the British industries are often dependent on components manufactured in other EU countries. While importing the Uk around 30% of its food from the EU. The consequences of congested ports can in other words be serious for this island nation.
the problems with a temporary tullregim, during the 12 months shall abolish the customs duties on the vast majority of all imports from the EU. But the question mark is around whether this is compatible with WTO rules.
Mateusz Plewas expect anyway huge mess the first time after Brexit.
– It will surely be very great delays and long waiting time. When it calmed down a bit, maybe it will be like when we are driving to Ukraine or Switzerland – that is to say, more pappersgöra, and more waiting before you get run on.
it takes two minutes longer for each truck to pass through customs, the queues will soon be a mile long, according to british estimates. In addition to the suspended highways, the disused airport of Manston, a few miles north of Dover, started to be refurbished to serve as a parking lot. It will soon have space for 6,000 vehicles.
the Problem is that the redirection of the traffic there can uncork the small roads in the area. Authorities warn that the population on the peninsula of the Isle of Thanet, in practice, can be cut off from the rest of the country.
It is not without a degree of irony can be discerned in it.
of the voters on the Isle of Thanet voted to leave the EU. The peninsula's coastal towns and cities have long been strongholds of the nationalist party Ukip, whose former leader Nigel Farage, who comes from the area.
But now the inhabitants of cities such as Ramsgate get cold feet. When DN ask around on the promenade of this seaside town, we do not find a single person who wants to stand for that he wants to have a ”hard” Brexit.
However, we meet many people who have changed.

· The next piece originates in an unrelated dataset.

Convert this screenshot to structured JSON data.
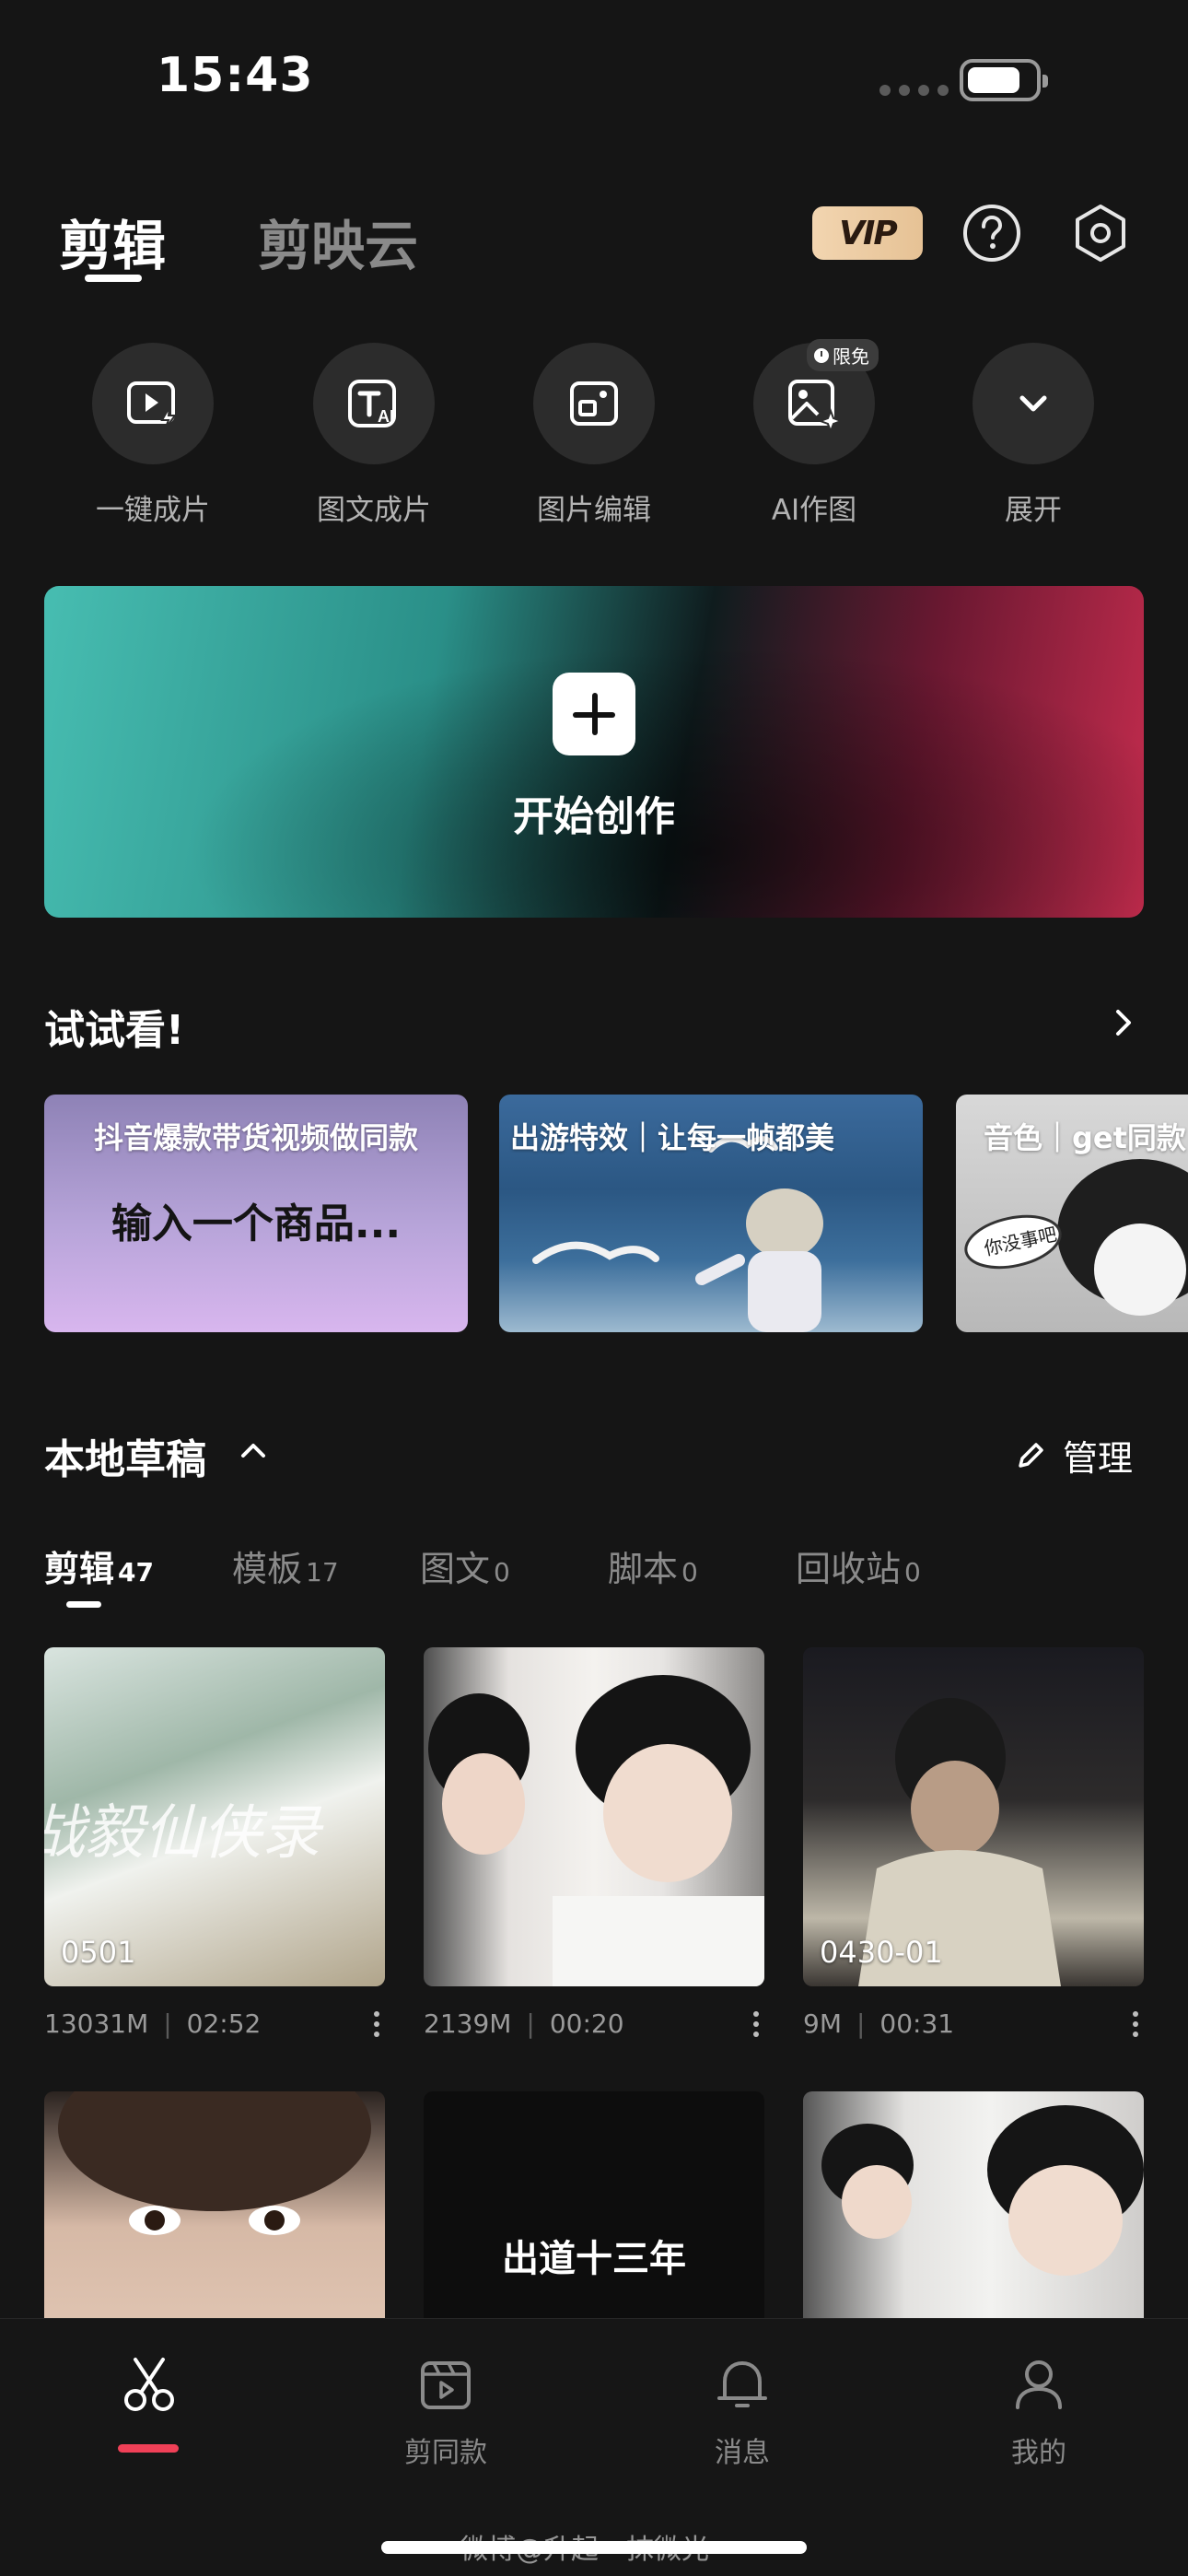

" If there were a referendum today I would vote to stay. We were ripped off, they gave us the wrong information, " says the 51-year-old Andy Munday, who voted to leave the EU in a referendum in 2016.Andy Munday, 51, Ramsgate. Photo: Mark Earthy
and, says he, three years ago, most probably wanted to stop the immigration.
" But they continue to come anyway, we have understood now. Atleast those who come here in boats or hidden in lorries. Instead, we get economic problems, with increased prices and stuff after Brexit. And fewer tourists, " says Andy Munday concerned.
Like many other britons, he has now begun to consider to hoard goods.
" I have a small backyard. Where I am thinking, so some of the vegetables – and perhaps even a few fruit trees. You never know when they might come in handy, " says Andy Munday before we separated.
Read more: ”Brexit Preppers” bunkers up in british homes in the face of Brexit